Why would a Canadian math prodigy leave Canada for the US?

Zhuo Qun (Alex) Song was born in Tianjin, China in 1997. His parents immigrated to Canada in 2002 and settled in Waterloo, ON. He took an interest in math at a young age; and started participating in competitions in Grade 1. Later, he took the Pythagoras Contest, intended for 6th graders, which got him interested in math competitions. With the help of a teacher who helped him discover his interest in creative math, he took contests of varying levels, including the COMC (Canadian Open Math Challenge) and AMC-10 (American Math Competition) in Grade 4. After taking the USAMO (United States of America Mathematics Olympiad) in Grade 4, Alex developed an interest in Olympiad-type problems. He got more and more interested in solving hard but exciting problems. In Grade 7, he attended the 2010 CMS Winter Camp, a training camp to identify 6 members of the Canadian IMO Team among the top 12 candidates. Alex enjoyed his first-ever camp because it was the first time, he did math exclusively for an extended period. He received an honorable mention in the APMO (Asian Pacific Math Olympiad) and 1st place in the CMO (Canadian Math Olympiad) en route to the IMO.

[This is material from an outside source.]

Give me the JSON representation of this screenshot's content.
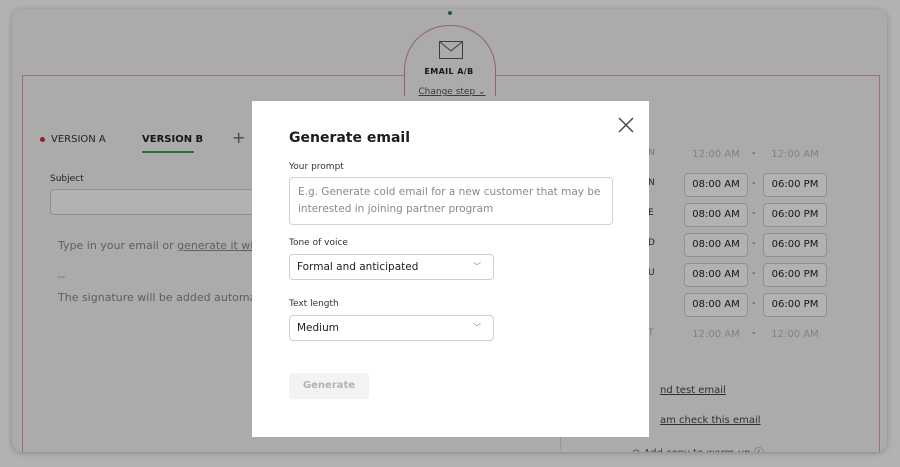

Together with his family, he moved from Canada to the US to attend Phillips Exeter Academy in 2011 because schools in Canada could not offer a rich enough program to match his expectations (our school started 8 years later). He received a gold medal in the APMO, an honorable mention in the USAMO, and 3rd place in the CMO when he was in grade 8. As a result, he made the Canadian IMO team again where he got his first gold medal. In years to follow, he won 4 more gold medals in the IMO making him the most decorated participant in the history of the International Math Olympiad. Besides mathematics, Alex enjoys playing piano, playing chess, Bridge, solving the Rubik’s Cube, and other similar thought-games and puzzles. He also has a keen interest in sciences especially in physics and chemistry.

Many believe that shortly, Alex can potentially be the best mathematician of all time: As great as Newton, Euler, Gauss, Galois, and Abel. For the sake of comparison, the late Maryam Mirzakhani who won the Fields Medal in 2014, won 2 gold medals in the International Math Olympiad, while Alex has won 5 gold medals (as well as one bronze) in the same contest. Alex has won more gold medals in that contest than anyone else in history. But the question is why did Alex have to move from Canada to the United States during his middle school years?

I believe that the Canadian system of education does not respect personalized education: A type of education that is tailored to a student’s potential. I understand the importance of education for the general public, but I believe gifted education should not be sacrificed for public education designed for a broader general scope. Canada will continue to lose its human resources if it keeps ignoring bright minds such as Alex. The question is if we as Canadians want to see that brain drain. How many years, decades, centuries, or millennia would pass before Canada gets its next brilliant Alex Song and loses him that easily?
We started Laureates Academy for Gifted Students with Alex Song and other highly talented students who may not find an appropriate school to quench their thirst for advanced math, science literacy, or art. At Laureates Academy, we are hoping more and more students like Alex will find a place in their own great country where they can reach their true potentials.

Let me know your thoughts.